“Again it is well,” said the Sage, “and the lost which was verily thine shalt thou find again, and good days and their ending shall betide thee. Ye shall have no shame in your lives and no fear in your deaths. Wherefore now lieth the road free before you.”
Then was he silent a while, neither spake the others aught, but stood gazing on the dark grey plain, and the blue wall that rose beyond it, till at last the Sage lifted up his hand and said: “Look yonder, children, to where I point, and ye shall see how there thrusteth out a ness from the mountain-wall, and the end of it stands like a bastion above the lava-sea, and on its sides and its head are streaks ruddy and tawny, where the earth-fires have burnt not so long ago: see ye?”
Ralph looked and said: “Yea, father, I see it, and its rifts and its ridges, and its crannies.”
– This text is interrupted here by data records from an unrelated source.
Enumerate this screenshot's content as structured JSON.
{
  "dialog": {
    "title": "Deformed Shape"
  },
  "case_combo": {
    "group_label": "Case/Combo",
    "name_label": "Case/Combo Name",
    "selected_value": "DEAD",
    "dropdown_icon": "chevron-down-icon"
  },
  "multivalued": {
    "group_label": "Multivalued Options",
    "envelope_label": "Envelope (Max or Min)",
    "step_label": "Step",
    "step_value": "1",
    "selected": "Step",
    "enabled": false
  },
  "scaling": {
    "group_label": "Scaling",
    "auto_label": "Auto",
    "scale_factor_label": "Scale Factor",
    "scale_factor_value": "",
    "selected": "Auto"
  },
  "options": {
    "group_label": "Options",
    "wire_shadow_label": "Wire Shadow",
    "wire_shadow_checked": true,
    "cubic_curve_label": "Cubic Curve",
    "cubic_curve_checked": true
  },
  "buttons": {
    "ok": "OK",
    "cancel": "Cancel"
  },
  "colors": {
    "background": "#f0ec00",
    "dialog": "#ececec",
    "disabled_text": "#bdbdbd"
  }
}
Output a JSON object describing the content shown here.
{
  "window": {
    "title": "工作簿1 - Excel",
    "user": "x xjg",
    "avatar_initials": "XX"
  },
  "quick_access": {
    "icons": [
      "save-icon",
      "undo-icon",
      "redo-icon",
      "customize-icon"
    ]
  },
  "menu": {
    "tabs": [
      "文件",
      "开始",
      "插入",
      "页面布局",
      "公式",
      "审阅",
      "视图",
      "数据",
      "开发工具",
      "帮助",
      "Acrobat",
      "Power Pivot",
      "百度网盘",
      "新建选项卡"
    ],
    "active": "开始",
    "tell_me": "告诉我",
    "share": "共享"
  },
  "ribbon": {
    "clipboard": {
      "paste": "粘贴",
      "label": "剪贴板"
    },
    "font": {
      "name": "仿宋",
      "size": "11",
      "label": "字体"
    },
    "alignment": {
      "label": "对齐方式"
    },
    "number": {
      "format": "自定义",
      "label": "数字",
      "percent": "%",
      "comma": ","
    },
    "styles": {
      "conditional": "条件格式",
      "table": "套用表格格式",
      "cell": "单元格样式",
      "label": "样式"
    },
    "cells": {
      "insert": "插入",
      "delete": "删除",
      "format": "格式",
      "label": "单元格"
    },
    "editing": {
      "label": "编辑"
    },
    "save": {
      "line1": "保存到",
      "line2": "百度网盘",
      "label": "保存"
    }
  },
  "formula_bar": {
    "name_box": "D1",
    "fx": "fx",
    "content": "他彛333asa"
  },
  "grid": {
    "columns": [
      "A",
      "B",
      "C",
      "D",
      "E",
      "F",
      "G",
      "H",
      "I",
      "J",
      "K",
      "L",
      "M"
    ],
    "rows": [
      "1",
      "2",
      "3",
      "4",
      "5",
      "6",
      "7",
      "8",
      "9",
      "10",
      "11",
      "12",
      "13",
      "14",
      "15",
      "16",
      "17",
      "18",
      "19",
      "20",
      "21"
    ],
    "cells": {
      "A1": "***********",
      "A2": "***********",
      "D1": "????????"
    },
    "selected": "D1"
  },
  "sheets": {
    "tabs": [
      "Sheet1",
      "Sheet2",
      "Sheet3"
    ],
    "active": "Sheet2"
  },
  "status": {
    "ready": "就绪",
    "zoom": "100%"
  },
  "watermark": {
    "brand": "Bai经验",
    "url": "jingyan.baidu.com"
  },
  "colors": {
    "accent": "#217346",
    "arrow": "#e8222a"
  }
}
Quoth the Sage: “Behind that ness shall ye come to the Rock of the Fighting Man, which is the very Gate of the Mountains; and I will not turn again nor bid you farewell till I have brought you thither. And now time presses; for I would have you come timely to that cavern, whereof I have taught you, before ye fall on the first days of winter, or ye shall be hard bestead. So now we will eat a morsel, and then use diligence that we may reach the beginning of the rock-sea before nightfall.”
So did they, and the Sage led them down by a slant-way from off the ridge, which was toilsome but nowise perilous. So about sunset they came down into the plain, and found a belt of greensward, and waters therein betwixt the foot of the ridge and the edge of the rock-sea. And as for the said sea, though from afar it looked plain and unbroken, now that they were close to, and on a level with it, they saw that it rose up into cliffs, broken down in some places, and in others arising high into the air, an hundred foot, it might be. Sometimes it thrust out into the green shore below the fell, and otherwhile drew back from it as it had cooled ages ago.
So they came to a place where there was a high wall of rock round three sides of a grassy place by a stream-side, and there they made their resting-place, and the night went calmly and sweetly with them.
They Come Forth From the Rock-Sea
On the morrow the Sage led them straight into the rock-sea whereas it seemed to them at first that he was but bringing them into a blind alley; but at the end of the bight the rock-wall was broken down into a long scree of black stones. There the Sage bade Ralph and Ursula dismount (as for him he had been going afoot ever since that first day) and they led the horses up the said scree, which was a hard business, as they were no mountain beasts. And when they were atop of the scree it was harder yet to get them down, for on that side it was steeper; but at last they brought it about, and came down into a little grassy plain or isle in the rock sea, which narrowed toward the eastern end, and the rocks on either side were smooth and glossy, as if the heat had gone out of them suddenly, when the earth-fires had ceased in the mountains.